It is supposed to be like the web you know but without relying on centralised operators. In the early days of the world wide web, which came into existence in 1989, you connected directly with your friends through desktop computers that talked to each other. But from the early 2000s, with the advent of Web 2.0, we began to communicate with each other and share information through centralised services provided by big companies such as Google, Facebook, Microsoft and Amazon. It is now on Facebook’s platform, in its so called “walled garden”, that you talk to your friends. “Our laptops have become just screens. They cannot do anything useful without the cloud,” says Muneeb Ali, co-founder of Blockstack, a platform for building decentralised apps. The DWeb is about re-decentralising things – so we aren’t reliant on these intermediaries to connect us. Instead users keep control of their data and connect and interact and exchange messages directly with others in their network.
Why do we need an alternative?

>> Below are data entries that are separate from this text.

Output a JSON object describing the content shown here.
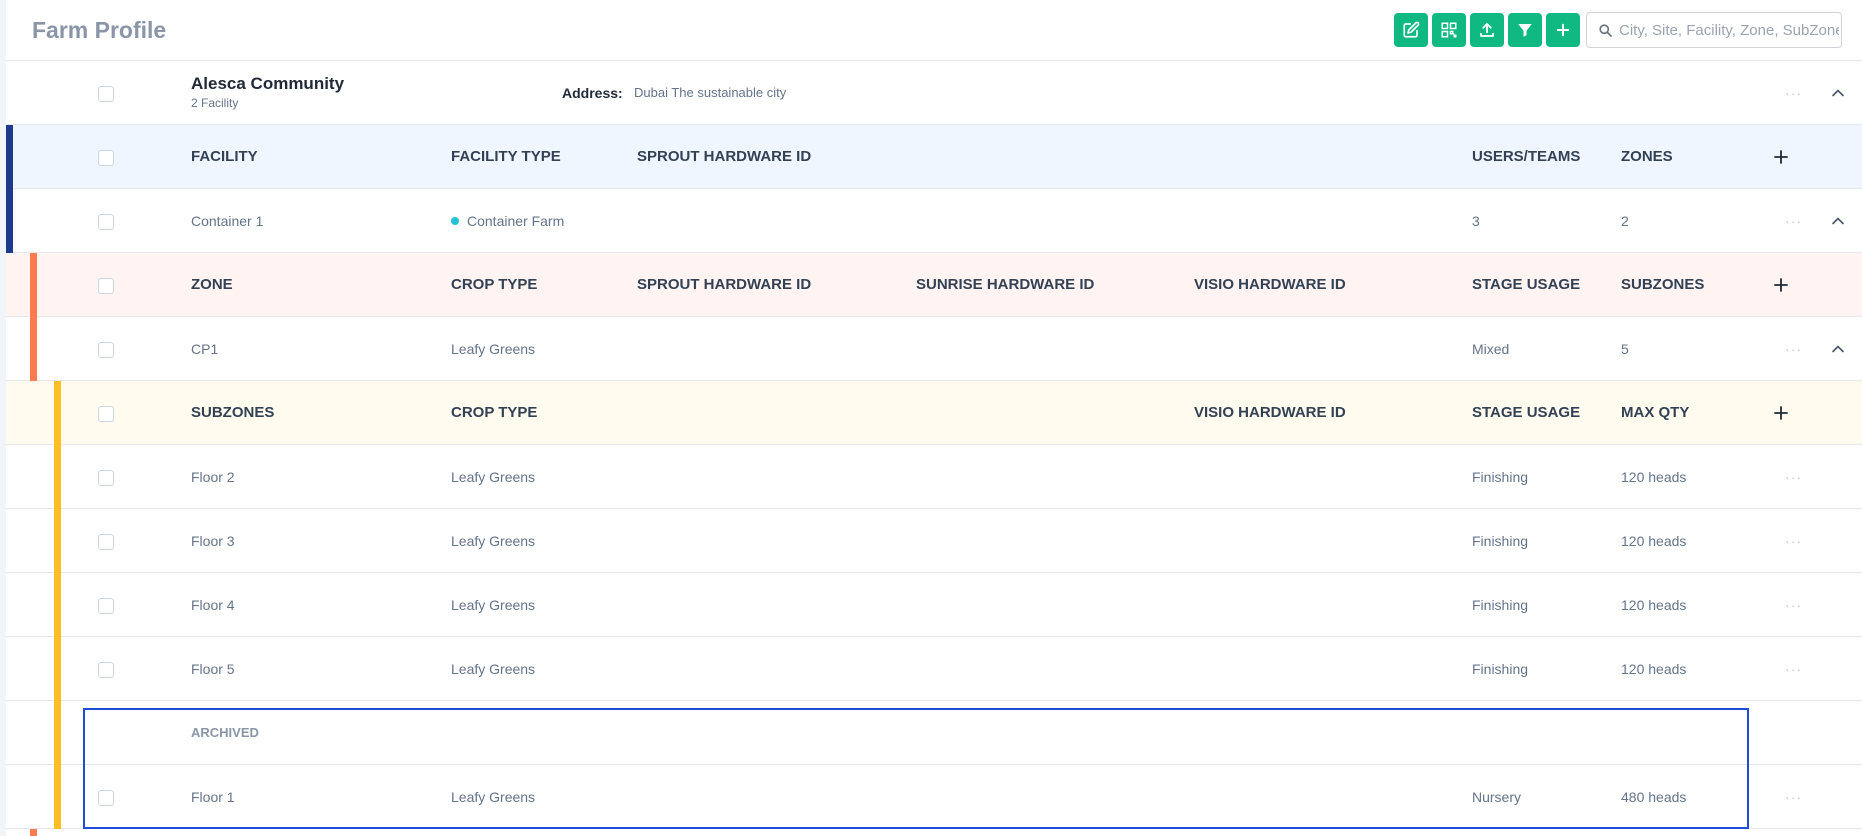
{
  "header": {
    "title": "Farm Profile",
    "search_placeholder": "City, Site, Facility, Zone, SubZone",
    "toolbar_buttons": [
      "edit-icon",
      "qr-code-icon",
      "upload-icon",
      "filter-icon",
      "plus-icon"
    ]
  },
  "colors": {
    "accent": "#10b981",
    "facility_bar": "#1e3a8a",
    "zone_bar": "#f97b4f",
    "subzone_bar": "#fbbf24",
    "highlight_box": "#1d4ed8",
    "facility_type_dot": "#22c3d6"
  },
  "site": {
    "name": "Alesca Community",
    "facility_count": "2 Facility",
    "address_label": "Address:",
    "address_value": "Dubai The sustainable city"
  },
  "facility_table": {
    "headers": {
      "facility": "FACILITY",
      "facility_type": "FACILITY TYPE",
      "sprout_hw": "SPROUT HARDWARE ID",
      "users_teams": "USERS/TEAMS",
      "zones": "ZONES"
    },
    "rows": [
      {
        "name": "Container 1",
        "type": "Container Farm",
        "users_teams": "3",
        "zones": "2"
      }
    ]
  },
  "zone_table": {
    "headers": {
      "zone": "ZONE",
      "crop_type": "CROP TYPE",
      "sprout_hw": "SPROUT HARDWARE ID",
      "sunrise_hw": "SUNRISE HARDWARE ID",
      "visio_hw": "VISIO HARDWARE ID",
      "stage_usage": "STAGE USAGE",
      "subzones": "SUBZONES"
    },
    "rows": [
      {
        "name": "CP1",
        "crop_type": "Leafy Greens",
        "stage_usage": "Mixed",
        "subzones": "5"
      }
    ]
  },
  "subzone_table": {
    "headers": {
      "subzones": "SUBZONES",
      "crop_type": "CROP TYPE",
      "visio_hw": "VISIO HARDWARE ID",
      "stage_usage": "STAGE USAGE",
      "max_qty": "MAX QTY"
    },
    "rows": [
      {
        "name": "Floor 2",
        "crop_type": "Leafy Greens",
        "stage_usage": "Finishing",
        "max_qty": "120 heads"
      },
      {
        "name": "Floor 3",
        "crop_type": "Leafy Greens",
        "stage_usage": "Finishing",
        "max_qty": "120 heads"
      },
      {
        "name": "Floor 4",
        "crop_type": "Leafy Greens",
        "stage_usage": "Finishing",
        "max_qty": "120 heads"
      },
      {
        "name": "Floor 5",
        "crop_type": "Leafy Greens",
        "stage_usage": "Finishing",
        "max_qty": "120 heads"
      }
    ],
    "archived_label": "ARCHIVED",
    "archived_rows": [
      {
        "name": "Floor 1",
        "crop_type": "Leafy Greens",
        "stage_usage": "Nursery",
        "max_qty": "480 heads"
      }
    ]
  },
  "row_menu_label": "···"
}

With the current web, all that user data concentrated in the hands of a few creates risk that our data will be hacked. It also makes it easier for governments to conduct surveillance and impose censorship. And if any of these centralised entities shuts down, your data and connections are lost. Then there are privacy concerns stemming from the business models of many of the companies, which use the private information we provide freely to target us with ads. “The services are kind of creepy in how much they know about you,” says Brewster Kahle, the founder of the Internet Archive. The DWeb, say proponents, is about giving people a choice: the same services, but decentralised and not creepy. It promises control and privacy, and things can’t all of a sudden disappear because someone decides they should. On the DWeb, it would be harder for the Chinese government to block a site it didn’t like, because the information can come from other places. …
Ed. More tomorrow? Probably. Possibly. Maybe. Not?